Better Call Saul 1.04: Hero
When we met Saul back in season two of Breaking Bad, he was introduced as a ‘criminal lawyer’ – a sleazy, corrupt attorney fully comfortable with his dabblings into the criminal underworld – but the Jimmy McGill we’ve seen thus far has been a fairly moral person, more inclined to do the right thing rather than the thing that will bring him the most money. But how long can Jimmy stay Jimmy, before he gets pulled under into the world of criminality and corruption?
This week’s episode, Hero, began with a fun flashback showing Jimmy back in his conman ‘Slippin’ Jimmy’ days, stealing money from a dumb local crook in a very clever con – and the idea of Slippin’ Jimmy resonated throughout the episode, as Jimmy began to slip back into his old conman ways. If that sounds a little introspective and grim to you, Better Call Saul is here to subvert that – Hero was the funniest episode yet, with Jimmy’s attempts to one-up his former employer Hamlin genuinely funny in their seeming pettiness, and his ‘creative accounting’ to justify his sudden influx of cash (read, bribe) showing a light-hearted but subtly dark look at Jimmy’s more amoral side emerging. This lightness of touch kept the episode entertaining and breezy despite the lack of action – if the previous episodes could occasionally feel a tad stodgy at points, Hero avoids that problem and keeps the entertainment factor up from start to finish.
Likewise, the renewed focus on Jimmy as an underdog fighting against ‘the man’ is a smart move, allowing viewers to root for him despite his beginning slide into moral muddiness by pitting him against a far larger villain in something of a David v Goliath story. The central con involving a billboard and a convenient rescue from Jimmy was an example of how this new focus works rather well – Jimmy has very little at his disposal, and must rely solely on his wits to climb up the ladder of the legal world. When he counts out his small pile of cash and says ‘On this rock, I will build my church’, it’s clear that Jimmy’s road to becoming Saul Goodman, criminal lawyer won’t be an easy one – but thankfully for the viewers, a difficult journey fraught with difficulties and battles against those larger than Jimmy is an awful lot of fun to watch.
In addition to this, we had a great stylized sequence to set up some intriguing conflict later on down the line – as Jimmy’s ill brother Chuck makes a rare and terrifying journey outside to recover a paper exalting Jimmy’s ‘heroics’ with the billboard. It’s a terrifically directed sequence, allowing the viewer to peek into Chuck’s very different point of view in a sequence that’s both faintly amusing (a shot of a neighbour looking in on confusion at the bizarre image of Chuck scampering back to his house covered in his foil ‘space blanket’) and utterly disorientating (the shaking, juddering camerawork and the buzzing of the power lines) – a visually striking highlight, it’s the sort of well-directed sequence that Breaking Bad was famous for.

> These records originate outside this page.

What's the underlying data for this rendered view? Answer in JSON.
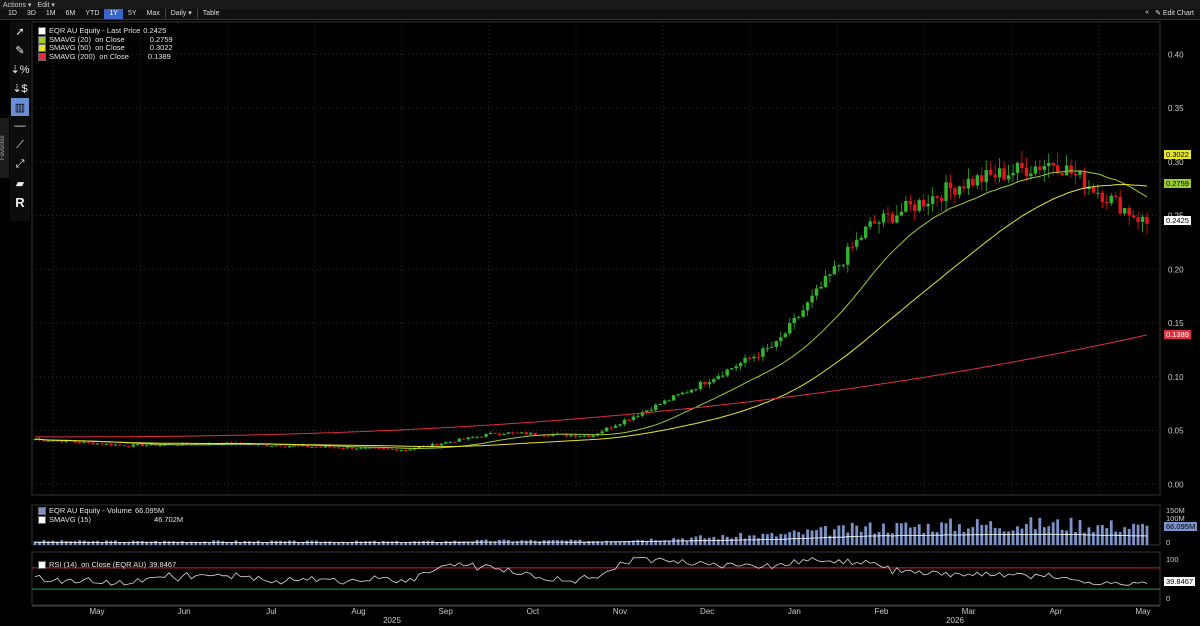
{
  "menubar": {
    "actions": "Actions ▾",
    "edit": "Edit ▾"
  },
  "toolbar": {
    "periods": [
      "1D",
      "3D",
      "1M",
      "6M",
      "YTD",
      "1Y",
      "5Y",
      "Max"
    ],
    "active_period": "1Y",
    "frequency": "Daily ▾",
    "table": "Table",
    "edit_chart": "✎ Edit Chart",
    "collapse": "«"
  },
  "sidebar": {
    "favorites_label": "Favorites",
    "tools": [
      "arrow-icon",
      "pencil-icon",
      "percent-zoom-icon",
      "dollar-zoom-icon",
      "bar-icon",
      "line-icon",
      "trend-icon",
      "trend-alt-icon",
      "channel-icon",
      "r-icon"
    ]
  },
  "colors": {
    "up": "#33b52e",
    "down": "#e8141a",
    "sma20": "#9acd32",
    "sma50": "#e6e62a",
    "sma200": "#e03040",
    "volume": "#7b93c8",
    "rsi": "#dddddd",
    "rsi_upper": "#d62020",
    "rsi_lower": "#1fa13a"
  },
  "legend_price": [
    {
      "label": "EQR AU Equity - Last Price",
      "value": "0.2425",
      "color": "#ffffff"
    },
    {
      "label": "SMAVG (20)  on Close",
      "value": "0.2759",
      "color": "#9acd32"
    },
    {
      "label": "SMAVG (50)  on Close",
      "value": "0.3022",
      "color": "#e6e62a"
    },
    {
      "label": "SMAVG (200)  on Close",
      "value": "0.1389",
      "color": "#e03040"
    }
  ],
  "legend_volume": [
    {
      "label": "EQR AU Equity - Volume",
      "value": "66.095M",
      "color": "#7b93c8"
    },
    {
      "label": "SMAVG (15)",
      "value": "46.702M",
      "color": "#ffffff"
    }
  ],
  "legend_rsi": [
    {
      "label": "RSI (14)  on Close (EQR AU)",
      "value": "39.8467",
      "color": "#ffffff"
    }
  ],
  "price_tags": [
    {
      "value": "0.3022",
      "bg": "#e6e62a",
      "fg": "#000"
    },
    {
      "value": "0.2759",
      "bg": "#9acd32",
      "fg": "#000"
    },
    {
      "value": "0.2425",
      "bg": "#ffffff",
      "fg": "#000"
    },
    {
      "value": "0.1389",
      "bg": "#e03040",
      "fg": "#fff"
    }
  ],
  "volume_tags": [
    "150M",
    "100M",
    "66.095M",
    "0"
  ],
  "rsi_tags": [
    "100",
    "39.8467",
    "0"
  ],
  "x_month_labels": [
    "May",
    "Jun",
    "Jul",
    "Aug",
    "Sep",
    "Oct",
    "Nov",
    "Dec",
    "Jan",
    "Feb",
    "Mar",
    "Apr",
    "May"
  ],
  "x_year_labels": [
    "2025",
    "2026"
  ],
  "chart_data": {
    "type": "candlestick",
    "price_axis": {
      "ticks": [
        0.0,
        0.05,
        0.1,
        0.15,
        0.2,
        0.25,
        0.3,
        0.35,
        0.4
      ],
      "tick_labels": [
        "0.00",
        "0.05",
        "0.10",
        "0.15",
        "0.20",
        "0.25",
        "0.30",
        "0.35",
        "0.40"
      ],
      "ylim": [
        -0.01,
        0.43
      ]
    },
    "volume_axis": {
      "ticks": [
        0,
        100,
        150
      ],
      "tick_labels": [
        "0",
        "100M",
        "150M"
      ],
      "ylim": [
        0,
        170
      ]
    },
    "rsi_axis": {
      "ticks": [
        0,
        100
      ],
      "tick_labels": [
        "0",
        "100"
      ],
      "upper": 70,
      "lower": 30,
      "ylim": [
        0,
        100
      ]
    },
    "months": [
      "May",
      "Jun",
      "Jul",
      "Aug",
      "Sep",
      "Oct",
      "Nov",
      "Dec",
      "Jan",
      "Feb",
      "Mar",
      "Apr",
      "May"
    ],
    "close_by_month": [
      0.042,
      0.036,
      0.038,
      0.035,
      0.032,
      0.048,
      0.045,
      0.085,
      0.13,
      0.24,
      0.28,
      0.3,
      0.2425
    ],
    "sma20_last": 0.2759,
    "sma50_last": 0.3022,
    "sma200_last": 0.1389,
    "last_price": 0.2425,
    "last_volume_m": 66.095,
    "vol_sma15_m": 46.702,
    "rsi_last": 39.8467,
    "grid": true
  }
}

Hero saw Jimmy embrace his identity as ‘the kind of lawyer guilty people hire’ – a major step in the evolution we’ll see unfold throughout this series – and while seeing Jimmy as a more morally righteous and down-on-his-luck individual in the first couple of episodes was interesting, his change this episode into a slightly seedier lawyer getting by on his wits is most welcome. Whatever happens next, this reviewer can’t wait for more.